Solicitor General Jose Calida insisted on the legality of the police killings and encouraged further deaths of those involved in the drug trade. One of the latest, an alleged drug dealer was shot dead in Manila on 8 July, wearing a placard reading "I'm a pusher".
Human rights lawyers are alarmed at the draconian law and order crackdown which they say may becoming out of control. Calida sprang to the defence of the president, who is under attack at the ferocity of the killing spree, as the AFP reports that over 110 suspects have been killed since Duterte came to power.
"To me, that is not enough," said a belligerent Calida during a press conference on Monday 11 July at the national police headquarters. "How many drug addicts or pushers are there in the Philippines? Our villages are almost saturated [with drugs]."
Calida, who was appointed by Duterte, said he would protect police. "I am here to encourage the [police] not to be afraid of any congressional or senate investigations. We will defend them... I am the defender of the [police]," he said.
"It is difficult, and it is dangerous to the lives of our police officers to arrest these drug-crazed offenders. They are also armed and even if they are not armed, because of their mental condition, they will do everything to kill the police officers," Calida said.
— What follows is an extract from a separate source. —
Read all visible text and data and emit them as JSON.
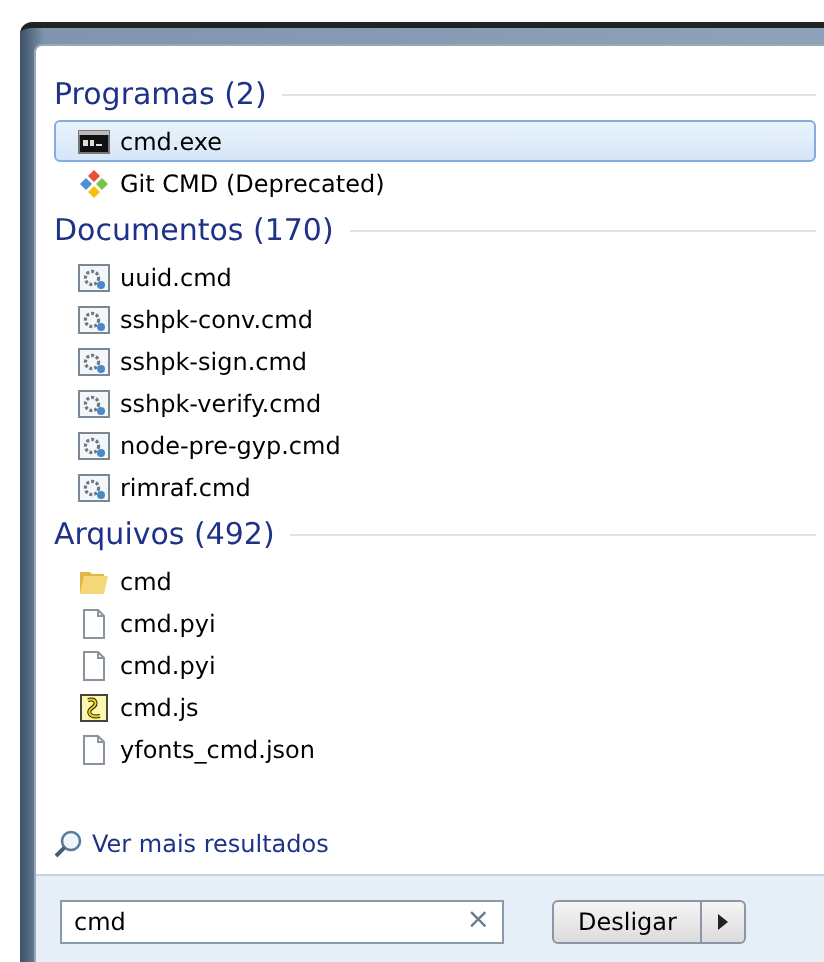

Jose Manuel Diokno, one of the country's top human rights lawyers said that Duterte had "spawned a nuclear explosion of violence that is spiralling out of control and creating a nation without judges". Senator Leila De Lima, a former Justice secretary and Commission on Human Rights chief, is seeking a Senate inquiry into the number of drug-related extrajudicial killings, according to the Philippine Star.
Under Article 11 of the Revised Penal Code, police officers can legally kill a criminal or a suspect while in the line of duty as long as it is under justifiable circumstances.